(Page and application data records)
------------------------------------------------------------

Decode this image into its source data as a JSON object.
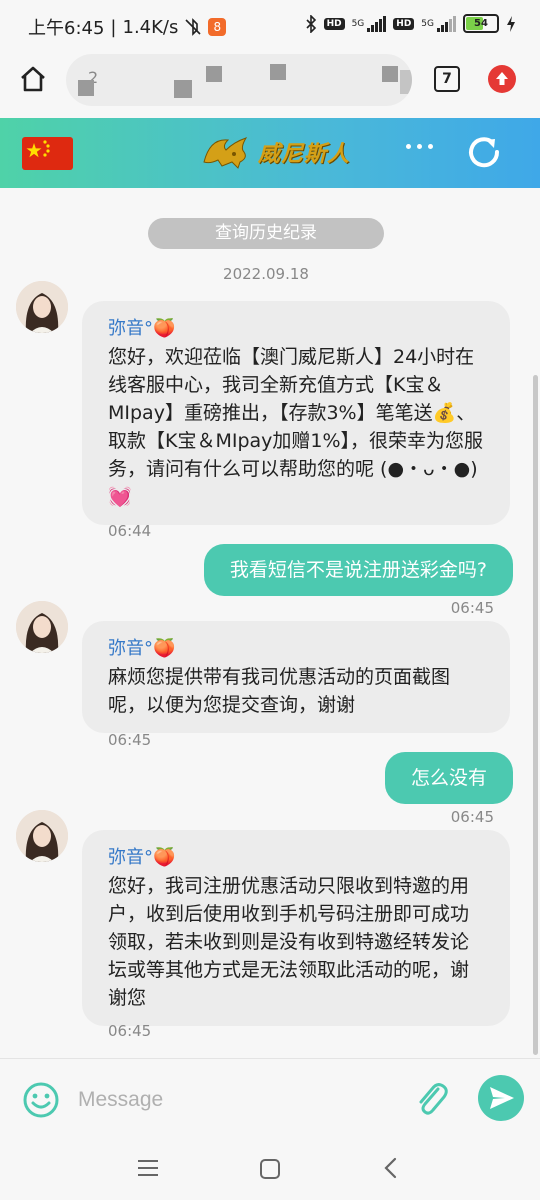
{
  "status_bar": {
    "time": "上午6:45",
    "net_speed": "1.4K/s",
    "sim1_label": "5G",
    "sim2_label": "5G",
    "hd_label": "HD",
    "battery": "54"
  },
  "browser": {
    "url": "2",
    "tab_count": "7"
  },
  "header": {
    "brand": "威尼斯人"
  },
  "chat": {
    "history_button": "查询历史纪录",
    "date": "2022.09.18",
    "messages": [
      {
        "sender": "弥音°🍑",
        "text": "您好，欢迎莅临【澳门威尼斯人】24小时在线客服中心，我司全新充值方式【K宝＆MIpay】重磅推出，【存款3%】笔笔送💰、取款【K宝＆MIpay加赠1%】，很荣幸为您服务，请问有什么可以帮助您的呢 (●・ᴗ・●)💓",
        "time": "06:44"
      },
      {
        "text": "我看短信不是说注册送彩金吗?",
        "time": "06:45"
      },
      {
        "sender": "弥音°🍑",
        "text": "麻烦您提供带有我司优惠活动的页面截图呢，以便为您提交查询，谢谢",
        "time": "06:45"
      },
      {
        "text": "怎么没有",
        "time": "06:45"
      },
      {
        "sender": "弥音°🍑",
        "text": "您好，我司注册优惠活动只限收到特邀的用户，收到后使用收到手机号码注册即可成功领取，若未收到则是没有收到特邀经转发论坛或等其他方式是无法领取此活动的呢，谢谢您",
        "time": "06:45"
      }
    ]
  },
  "composer": {
    "placeholder": "Message"
  },
  "colors": {
    "accent": "#4cc9b0",
    "header_gradient_start": "#4fd2a8",
    "header_gradient_end": "#3fa8e8",
    "agent_name": "#3478c8",
    "bubble_in": "#ececec"
  },
  "icons": {
    "home": "home-icon",
    "upgrade": "arrow-up-icon",
    "refresh": "refresh-icon",
    "more": "more-dots-icon",
    "emoji": "emoji-icon",
    "attach": "paperclip-icon",
    "send": "send-icon"
  }
}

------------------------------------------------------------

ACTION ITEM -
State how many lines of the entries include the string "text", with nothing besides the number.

TASK RESULT -
5